Bran, C. et al. Direct observation of transverse and vortex metastable magnetic domains in cylindrical nanowires. Physical Review B 96, 125415, https://doi.org/10.1103/PhysRevB.96.125415 (2017).

73. 73.

Berganza, E., Bran, C., Jaafar, M., Vázquez, M. & Asenjo, A. Domain wall pinning in FeCoCu bamboo-like nanowires. Scientific Reports 6, 29702, https://doi.org/10.1038/srep29702 (2016).

74. 74.

Tompkins, H. G. in A User’s Guide to Ellipsometry 1–18 (Academic Press (1993).

75. 75.

Draine, B. T. & Flatau, P. J. Discrete-Dipole Approximation For Scattering Calculations. J. Opt. Soc. Am. A 11, 1491–1499, https://doi.org/10.1364/JOSAA.11.001491 (1994).

76. 76.

Feser, J. & Sobh, A. N. DDSCAT Convert: A Target Generation Tool, https://nanohub.org/resources/ddaconvert, (2016).

77. 77.

Draine, B. T. & Flatau, P. J. User Guide for the Discrete Dipole Approximation Code DDSCAT 7.2, (2012).

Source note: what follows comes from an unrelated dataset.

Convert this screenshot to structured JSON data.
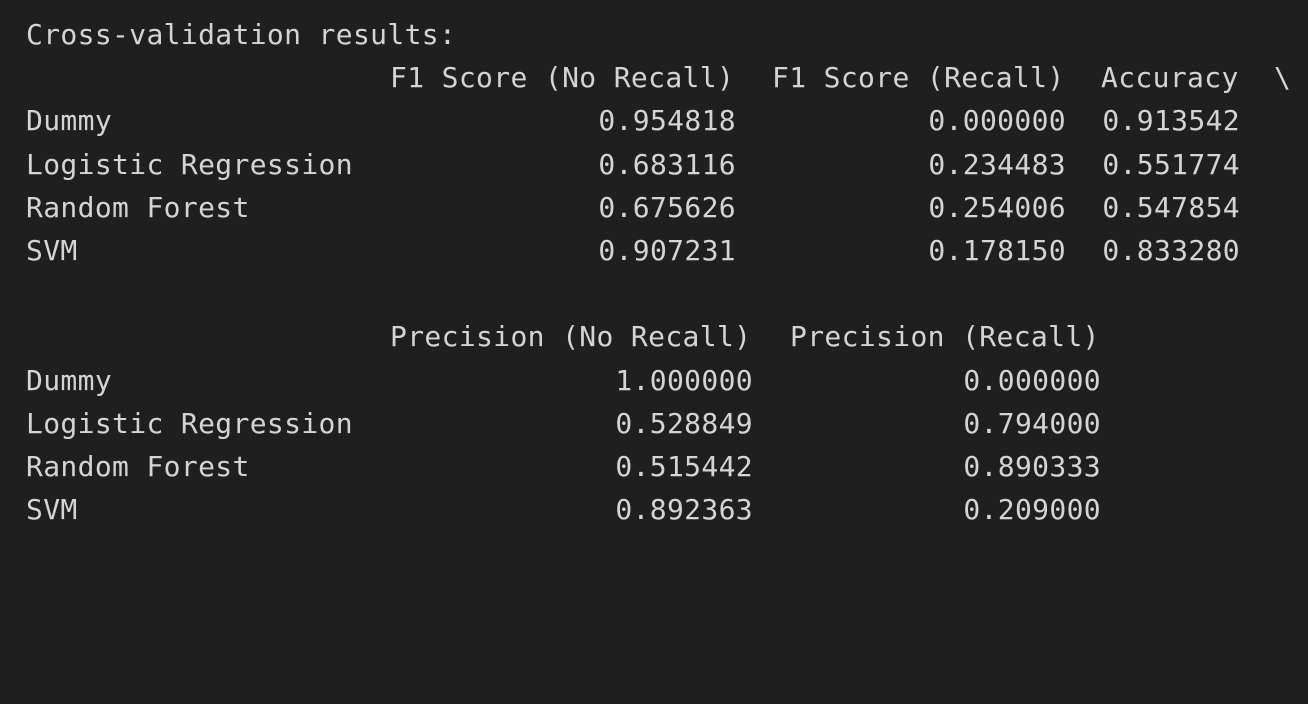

78. 78.

Knight, M. W. et al. Gallium Plasmonics: Deep Subwavelength Spectroscopic Imaging of Single and Interacting Gallium Nanoparticles. ACS Nano 9, 2049–2060, https://doi.org/10.1021/nn5072254 (2015).

79. 79.

Al-Kuhaili, M. F., Durrani, S. M. A. & Khawaja, E. E. Optical properties of gallium oxide films deposited by electron-beam evaporation. Appl. Phys. Lett. 83, 4533–4535, https://doi.org/10.1063/1.1630845 (2003).

Acknowledgements

The research is supported by the MINECO (CTQ2014-53334-C2-2-R, CTQ2017-84309-C2-2-R and MAT2016-76824-C3-1-R) and Comunidad de Madrid (P2018/NMT4349 and S2018/NMT-4321 NANOMAGCOST) projects. ARC acknowledges Ramón y Cajal program (under contract number RYC-2015-18047). We also would like to thank Dra. Nuria Gordillo for her technical assistance and fruitful discussions.

Author information

Authors

Contributions

C.B. and M.V. made the different substrates used in the experiments. L.V. characterized the samples by AFM. J.L.P. and A.R.C. as the group leaders contributed with their funding, organization, coordination and data interpretation and S.C.G. carried out the optical characterization and simulations, analysed the results and wrote the manuscript. All authors reviewed the manuscript.

Corresponding author

Correspondence to S. Catalán-Gómez.

Ethics declarations

Competing interests

The authors declare no competing interests.

Publisher’s note Springer Nature remains neutral with regard to jurisdictional claims in published maps and institutional affiliations.

Rights and permissions

Reprints and Permissions

Catalán-Gómez, S., Bran, C., Vázquez, M. et al. Plasmonic coupling in closed-packed ordered gallium nanoparticles. Sci Rep 10, 4187 (2020). https://doi.org/10.1038/s41598-020-61090-3

• Accepted:

• Published:

• MOCVD growth of gallium and indium microparticles for SERS applications

• Ewa Dumiszewska
• Piotr Caban
• Jacek M. Baranowski

Journal of Materials Science: Materials in Electronics (2021)